§ **Requirement**: From the listing below, copy every line with the word "days".
------ Input data
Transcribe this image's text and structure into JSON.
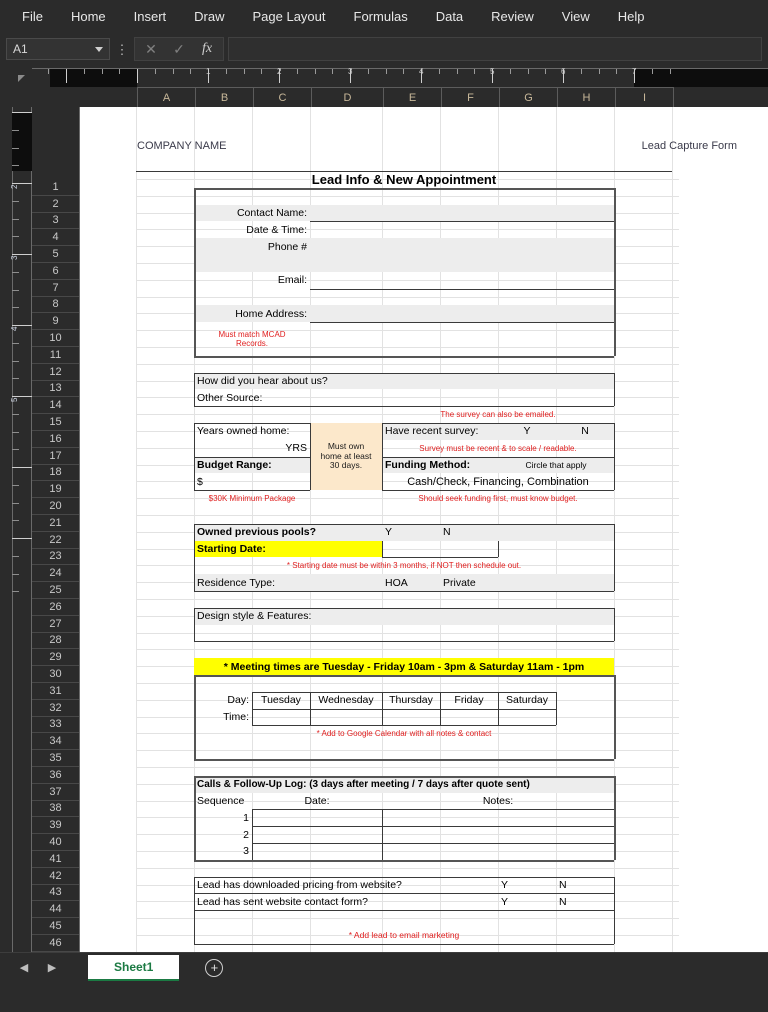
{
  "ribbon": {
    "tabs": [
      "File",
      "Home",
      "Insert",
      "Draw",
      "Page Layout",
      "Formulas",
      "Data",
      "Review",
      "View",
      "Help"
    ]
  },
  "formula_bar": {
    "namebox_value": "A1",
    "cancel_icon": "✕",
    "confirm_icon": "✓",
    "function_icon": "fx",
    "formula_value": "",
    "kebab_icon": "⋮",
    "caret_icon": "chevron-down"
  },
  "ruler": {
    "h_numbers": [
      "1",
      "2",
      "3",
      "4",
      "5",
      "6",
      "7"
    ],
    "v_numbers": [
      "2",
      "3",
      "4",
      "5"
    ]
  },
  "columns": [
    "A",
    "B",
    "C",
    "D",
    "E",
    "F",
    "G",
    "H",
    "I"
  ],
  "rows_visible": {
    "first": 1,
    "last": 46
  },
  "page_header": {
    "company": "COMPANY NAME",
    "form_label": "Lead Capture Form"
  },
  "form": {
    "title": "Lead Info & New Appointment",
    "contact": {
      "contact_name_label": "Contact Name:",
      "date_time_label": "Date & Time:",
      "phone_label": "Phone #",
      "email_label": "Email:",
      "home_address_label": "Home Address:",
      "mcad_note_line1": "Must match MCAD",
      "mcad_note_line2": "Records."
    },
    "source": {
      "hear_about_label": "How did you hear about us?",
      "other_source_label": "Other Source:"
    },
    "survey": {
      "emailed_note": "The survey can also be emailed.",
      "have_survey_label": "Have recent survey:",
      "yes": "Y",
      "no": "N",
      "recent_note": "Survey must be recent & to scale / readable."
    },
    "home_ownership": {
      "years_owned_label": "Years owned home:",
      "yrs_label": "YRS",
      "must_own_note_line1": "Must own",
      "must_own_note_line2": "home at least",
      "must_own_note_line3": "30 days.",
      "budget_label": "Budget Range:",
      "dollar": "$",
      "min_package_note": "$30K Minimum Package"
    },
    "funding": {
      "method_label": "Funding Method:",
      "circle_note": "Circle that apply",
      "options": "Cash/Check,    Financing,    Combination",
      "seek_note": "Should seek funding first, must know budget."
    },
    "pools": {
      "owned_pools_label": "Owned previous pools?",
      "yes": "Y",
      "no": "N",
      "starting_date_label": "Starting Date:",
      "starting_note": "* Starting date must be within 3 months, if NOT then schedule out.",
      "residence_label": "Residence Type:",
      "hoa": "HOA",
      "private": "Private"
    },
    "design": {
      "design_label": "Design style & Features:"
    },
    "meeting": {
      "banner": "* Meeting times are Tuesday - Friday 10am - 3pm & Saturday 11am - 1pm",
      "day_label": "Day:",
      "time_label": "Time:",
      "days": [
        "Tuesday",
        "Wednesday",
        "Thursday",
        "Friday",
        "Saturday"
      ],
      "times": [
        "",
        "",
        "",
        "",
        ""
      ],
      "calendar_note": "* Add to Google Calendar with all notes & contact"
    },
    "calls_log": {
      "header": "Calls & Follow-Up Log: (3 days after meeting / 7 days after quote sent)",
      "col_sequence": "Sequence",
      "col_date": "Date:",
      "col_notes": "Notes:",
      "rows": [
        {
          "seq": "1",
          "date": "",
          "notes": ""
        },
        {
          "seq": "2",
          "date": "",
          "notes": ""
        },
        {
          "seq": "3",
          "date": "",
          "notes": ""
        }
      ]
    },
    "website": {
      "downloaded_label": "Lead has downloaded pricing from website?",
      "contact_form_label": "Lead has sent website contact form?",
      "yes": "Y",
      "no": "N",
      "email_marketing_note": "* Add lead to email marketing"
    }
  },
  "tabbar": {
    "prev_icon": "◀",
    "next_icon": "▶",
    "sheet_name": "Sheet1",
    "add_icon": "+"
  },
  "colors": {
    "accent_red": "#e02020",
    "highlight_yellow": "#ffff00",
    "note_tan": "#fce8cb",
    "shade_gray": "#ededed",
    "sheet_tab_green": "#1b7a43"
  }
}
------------
§ **Answer below**:
      "must_own_note_line3": "30 days.",
      "days": [
      "header": "Calls & Follow-Up Log: (3 days after meeting / 7 days after quote sent)",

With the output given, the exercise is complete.